# Exercise objective
Reproduce the records below in full and without edits, omitting images.

##############################

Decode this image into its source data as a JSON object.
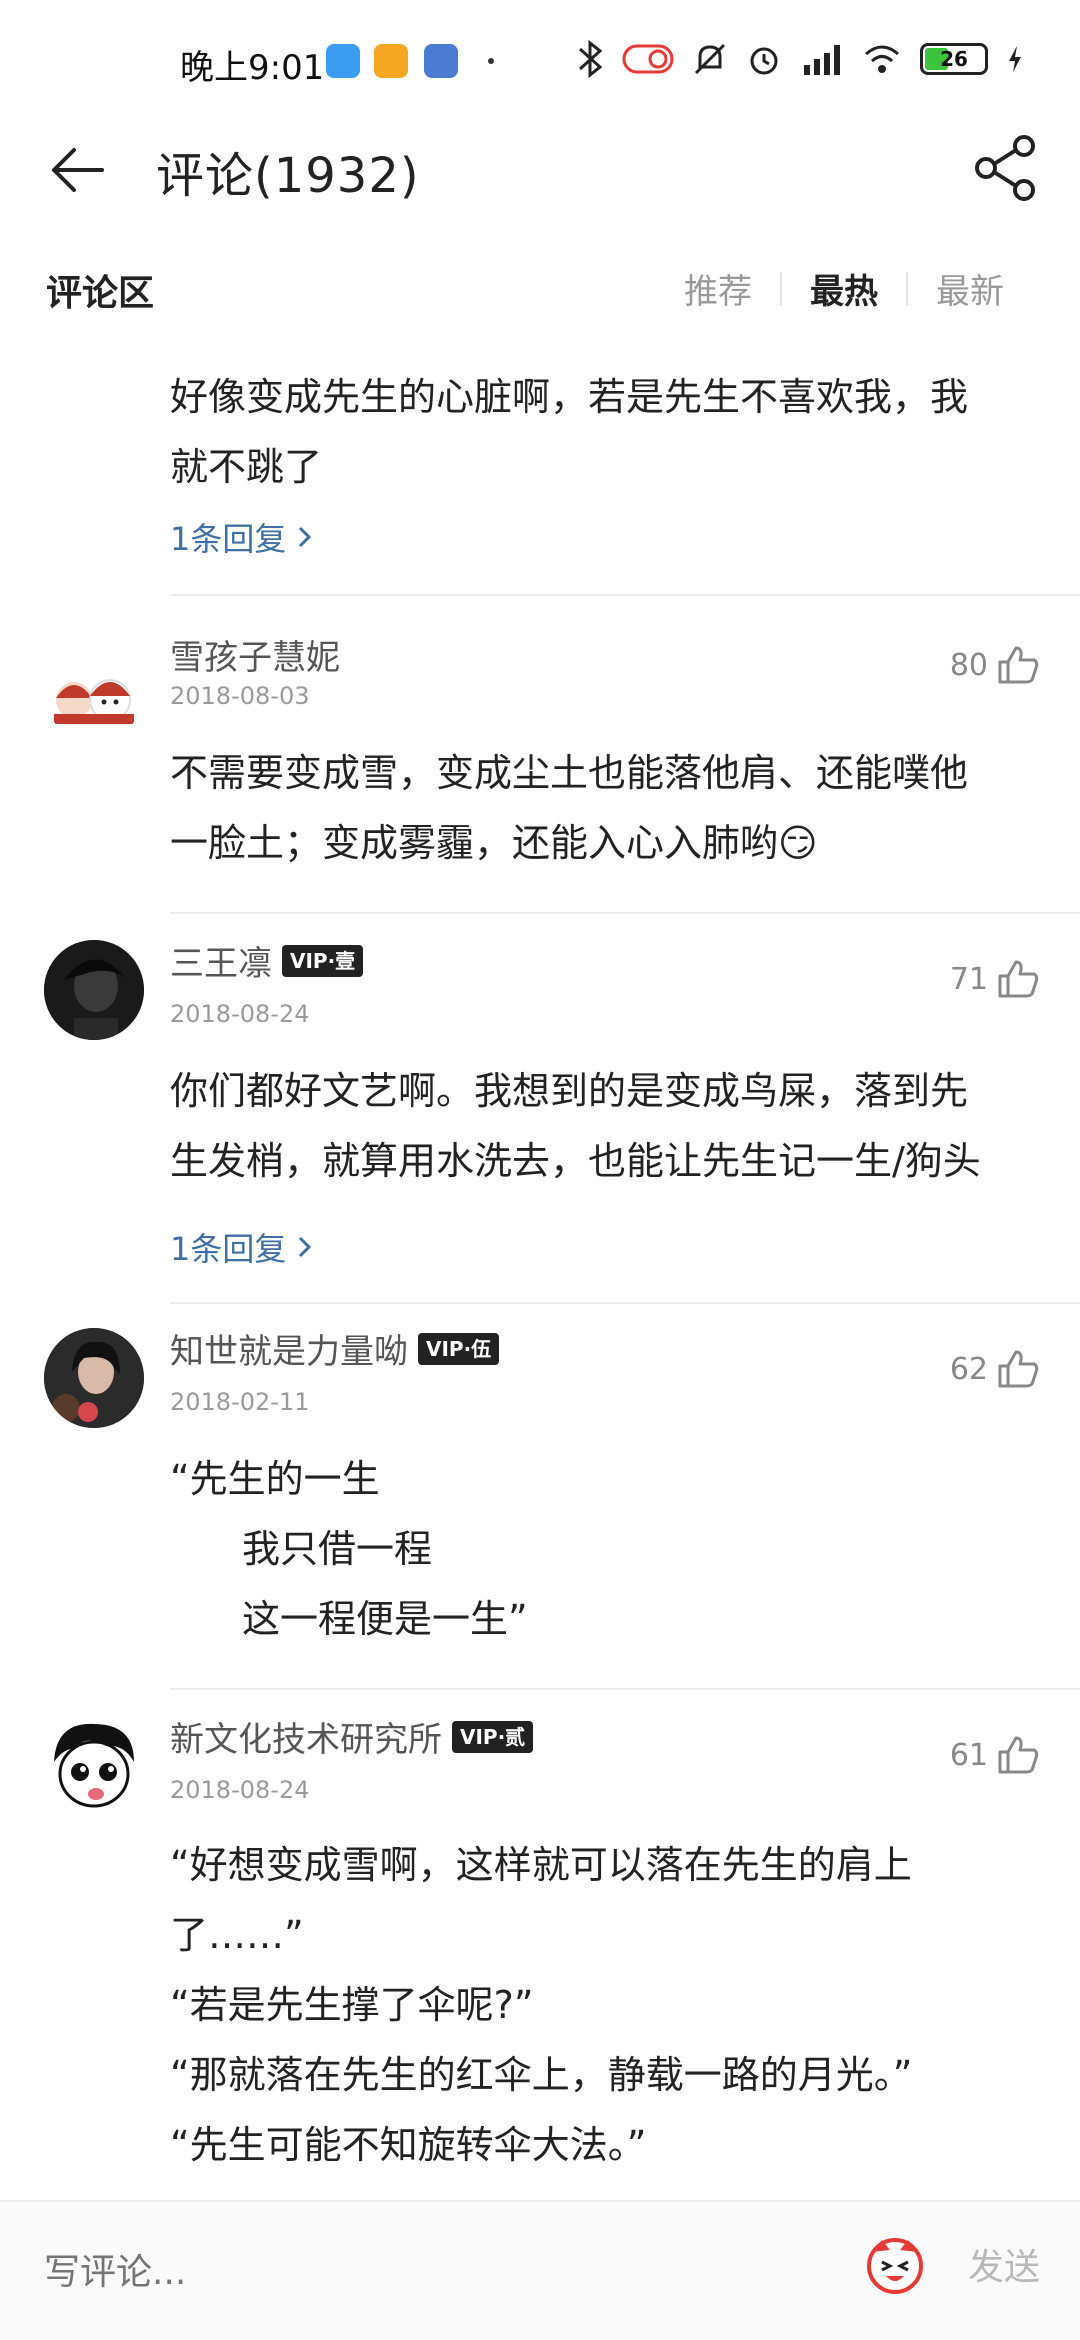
{
  "status_bar": {
    "time": "晚上9:01",
    "battery": "26",
    "colors": {
      "app1": "#3b9cf0",
      "app2": "#f5a623",
      "app3": "#4a7bd0"
    }
  },
  "header": {
    "title": "评论(1932)"
  },
  "section": {
    "title": "评论区",
    "sort_tabs": [
      "推荐",
      "最热",
      "最新"
    ],
    "active_tab": "最热"
  },
  "first_comment": {
    "text_lines": [
      "好像变成先生的心脏啊，若是先生不喜欢我，我",
      "就不跳了"
    ],
    "reply": "1条回复"
  },
  "comments": [
    {
      "user": "雪孩子慧妮",
      "date": "2018-08-03",
      "likes": "80",
      "text_lines": [
        "不需要变成雪，变成尘土也能落他肩、还能噗他",
        "一脸土；变成雾霾，还能入心入肺哟😏"
      ]
    },
    {
      "user": "三王凛",
      "vip": "VIP·壹",
      "date": "2018-08-24",
      "likes": "71",
      "text_lines": [
        "你们都好文艺啊。我想到的是变成鸟屎，落到先",
        "生发梢，就算用水洗去，也能让先生记一生/狗头"
      ],
      "reply": "1条回复"
    },
    {
      "user": "知世就是力量呦",
      "vip": "VIP·伍",
      "date": "2018-02-11",
      "likes": "62",
      "text_lines": [
        "“先生的一生",
        "我只借一程",
        "这一程便是一生”"
      ]
    },
    {
      "user": "新文化技术研究所",
      "vip": "VIP·贰",
      "date": "2018-08-24",
      "likes": "61",
      "text_lines": [
        "“好想变成雪啊，这样就可以落在先生的肩上",
        "了……”",
        "“若是先生撑了伞呢?”",
        "“那就落在先生的红伞上，静载一路的月光。”",
        "“先生可能不知旋转伞大法。”"
      ]
    }
  ],
  "bottom_bar": {
    "placeholder": "写评论...",
    "send": "发送"
  }
}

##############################

# Written response
Decode this image into its source data as a JSON object.
{
  "status_bar": {
    "time": "晚上9:01",
    "battery": "26",
    "colors": {
      "app1": "#3b9cf0",
      "app2": "#f5a623",
      "app3": "#4a7bd0"
    }
  },
  "header": {
    "title": "评论(1932)"
  },
  "section": {
    "title": "评论区",
    "sort_tabs": [
      "推荐",
      "最热",
      "最新"
    ],
    "active_tab": "最热"
  },
  "first_comment": {
    "text_lines": [
      "好像变成先生的心脏啊，若是先生不喜欢我，我",
      "就不跳了"
    ],
    "reply": "1条回复"
  },
  "comments": [
    {
      "user": "雪孩子慧妮",
      "date": "2018-08-03",
      "likes": "80",
      "text_lines": [
        "不需要变成雪，变成尘土也能落他肩、还能噗他",
        "一脸土；变成雾霾，还能入心入肺哟😏"
      ]
    },
    {
      "user": "三王凛",
      "vip": "VIP·壹",
      "date": "2018-08-24",
      "likes": "71",
      "text_lines": [
        "你们都好文艺啊。我想到的是变成鸟屎，落到先",
        "生发梢，就算用水洗去，也能让先生记一生/狗头"
      ],
      "reply": "1条回复"
    },
    {
      "user": "知世就是力量呦",
      "vip": "VIP·伍",
      "date": "2018-02-11",
      "likes": "62",
      "text_lines": [
        "“先生的一生",
        "我只借一程",
        "这一程便是一生”"
      ]
    },
    {
      "user": "新文化技术研究所",
      "vip": "VIP·贰",
      "date": "2018-08-24",
      "likes": "61",
      "text_lines": [
        "“好想变成雪啊，这样就可以落在先生的肩上",
        "了……”",
        "“若是先生撑了伞呢?”",
        "“那就落在先生的红伞上，静载一路的月光。”",
        "“先生可能不知旋转伞大法。”"
      ]
    }
  ],
  "bottom_bar": {
    "placeholder": "写评论...",
    "send": "发送"
  }
}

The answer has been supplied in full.